Are you loving your yoga diet as much as your yoga practice? Are you wishing there was a way to increase your flexibility, improve your focus, and enjoy other benefits on and off the mat? Here is a selection of ten foods to add to your yoga diet that will give you these benefits by increasing your fiber, protein and bone health – and are simple to integrate into your eating routine.
Chia is a powerhouse of fiber, omega-3 fatty acids, antioxidants, magnesium and more calcium than a glass of milk! In yoga body terms what this means is decreased inflammation of hardworking muscles, controlled bowel function, stronger bones and a more healthy heart. When wet they get a gelatinous, slimy texture that requires thorough blending but supports pulling waste through the digestive system.
Besides the abundance of vitamins – which includes B12 for healthy red blood cells and nervous system – yogurt maintains good digestion and supports strong bones with its high calcium content. Yogurt protein as well promotes water absorption and regulates sodium in our bodies – a great way of staying hydrated in today’s sodium-craving world.
Abundant in minerals and vitamins and filled with healthy fats, avocados helps the absorption of nutrients in the other foods we consume. They keep your heart and brain working effectively, promote blood circulation and control blood pressure; they also help in digestion and prevent cancer, while also boosting anti-inflammatory and anti-aging qualities.
You can consider oats a staple of your yoga diet. They are loaded with fiber and protein, as well as manganese which are important in strong bone formation. The fiber in oats fills you up, keeping you satiated for a longer time and helps in digestion by practically scraping the sides of your intestines, bringing food along with it and eliminating it.
A succulent treat that is the only natural source of an important ‘clean-up’ enzyme that digests dead protein cells caused by injury or tears during the muscle-building process. This enzyme helps relieve muscle soreness. This amazing addition to your yoga diet is a great source of vitamin C and manganese, supporting iron absorption and strong bones.
The complex carbs in this fruit are perfect for lasting energy, their potassium likewise reduce muscle cramps by promoting proper contraction and relaxation. This is very important for yoga practice because our increased energy can occasionally push us a bit far and a quick banana gives us the boost we need to make it.

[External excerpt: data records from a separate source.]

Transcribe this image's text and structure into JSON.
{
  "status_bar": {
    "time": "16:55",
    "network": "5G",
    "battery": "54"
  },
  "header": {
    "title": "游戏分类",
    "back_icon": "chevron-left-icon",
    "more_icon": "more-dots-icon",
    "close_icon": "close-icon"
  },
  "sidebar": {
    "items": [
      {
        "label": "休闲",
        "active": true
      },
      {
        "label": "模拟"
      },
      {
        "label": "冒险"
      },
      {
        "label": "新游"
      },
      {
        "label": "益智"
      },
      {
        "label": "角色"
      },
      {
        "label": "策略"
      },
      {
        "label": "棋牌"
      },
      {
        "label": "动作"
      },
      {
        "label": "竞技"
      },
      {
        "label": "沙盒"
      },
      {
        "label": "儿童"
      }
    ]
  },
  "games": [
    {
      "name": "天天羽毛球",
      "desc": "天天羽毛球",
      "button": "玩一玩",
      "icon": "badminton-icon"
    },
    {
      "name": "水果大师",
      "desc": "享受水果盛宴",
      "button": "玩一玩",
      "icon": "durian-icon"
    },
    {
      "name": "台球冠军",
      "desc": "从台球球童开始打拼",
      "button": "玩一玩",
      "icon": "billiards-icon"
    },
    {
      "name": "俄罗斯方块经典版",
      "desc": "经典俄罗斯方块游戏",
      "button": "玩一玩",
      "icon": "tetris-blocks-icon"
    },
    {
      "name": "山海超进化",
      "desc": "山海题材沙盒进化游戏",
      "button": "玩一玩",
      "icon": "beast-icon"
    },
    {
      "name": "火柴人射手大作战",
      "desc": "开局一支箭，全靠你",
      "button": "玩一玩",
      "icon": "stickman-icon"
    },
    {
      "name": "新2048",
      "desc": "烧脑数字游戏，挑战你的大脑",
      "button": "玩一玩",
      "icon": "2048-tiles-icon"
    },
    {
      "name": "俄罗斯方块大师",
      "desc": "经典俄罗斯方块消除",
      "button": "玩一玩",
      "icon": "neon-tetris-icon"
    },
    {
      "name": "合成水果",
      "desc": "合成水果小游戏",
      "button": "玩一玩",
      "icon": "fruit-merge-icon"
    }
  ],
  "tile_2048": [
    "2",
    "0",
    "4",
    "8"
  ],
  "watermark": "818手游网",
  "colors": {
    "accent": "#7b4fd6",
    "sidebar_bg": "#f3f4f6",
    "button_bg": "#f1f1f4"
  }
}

A serving of kale is a calcium goldmine, includes more iron than a similar-sized serving of red meat, and provides an ample amount of vitamin K. Kale is in addition packed with fiber, so is going to go a long way in regulating digestion, while the calcium promotes a strong spine and skeleton.

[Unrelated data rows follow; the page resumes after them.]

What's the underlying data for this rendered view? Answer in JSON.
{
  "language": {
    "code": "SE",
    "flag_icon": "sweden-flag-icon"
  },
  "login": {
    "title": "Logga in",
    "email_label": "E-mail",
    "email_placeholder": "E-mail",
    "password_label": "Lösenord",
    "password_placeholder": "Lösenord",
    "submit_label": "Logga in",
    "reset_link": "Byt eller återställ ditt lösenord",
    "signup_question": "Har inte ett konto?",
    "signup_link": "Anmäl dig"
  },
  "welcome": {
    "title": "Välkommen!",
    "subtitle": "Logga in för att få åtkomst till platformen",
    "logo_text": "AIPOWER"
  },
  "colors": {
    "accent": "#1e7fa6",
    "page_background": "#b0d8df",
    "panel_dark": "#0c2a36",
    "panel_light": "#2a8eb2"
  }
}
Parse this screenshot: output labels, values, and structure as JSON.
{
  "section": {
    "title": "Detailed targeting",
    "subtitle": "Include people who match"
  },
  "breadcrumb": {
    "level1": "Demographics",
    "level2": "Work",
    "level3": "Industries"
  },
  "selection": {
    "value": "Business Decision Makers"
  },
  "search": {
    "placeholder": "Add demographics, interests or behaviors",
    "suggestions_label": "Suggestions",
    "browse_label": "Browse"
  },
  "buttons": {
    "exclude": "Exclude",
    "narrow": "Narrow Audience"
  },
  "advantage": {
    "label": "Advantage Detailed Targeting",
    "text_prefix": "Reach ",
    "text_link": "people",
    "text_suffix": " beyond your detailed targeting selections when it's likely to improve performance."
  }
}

One of the most protein-rich foods we can add to our diet; it is a full protein, which suggests it contains all nine essential amino acids. Extremely high in fiber and iron, quinoa is ideal for our digestion and blood circulation.
Almonds boost bone health, immune system function, have anti-inflammatory properties, control blood pressure, improve digestion, avert cancer and increase energy. These are all important features we want for a healthy yoga food – and the benefits are so numerous that you will want to make them a regular addition to your yoga diet.
Cacao or Dark Chocolate
Cacao or dark chocolate is an excellent guilt-free choice to include into your routine– ideally cacao nibs or powder, or look for a 60% or higher dark chocolate bar. Dark chocolate maintains blood sugar levels normal while increasing blood flow to the brain. A little nibble before class can boost energy and concentration because it is made up of the neurotransmitter responsible for releasing endorphins. It also has a little natural caffeine, enough to provide you with a little boost without adding jitters to the mix.
Making a plan to keep these foods stocked in your fridge and pantry will enhance your yoga practice, and ensure a healthy yoga diet going forward into 2018!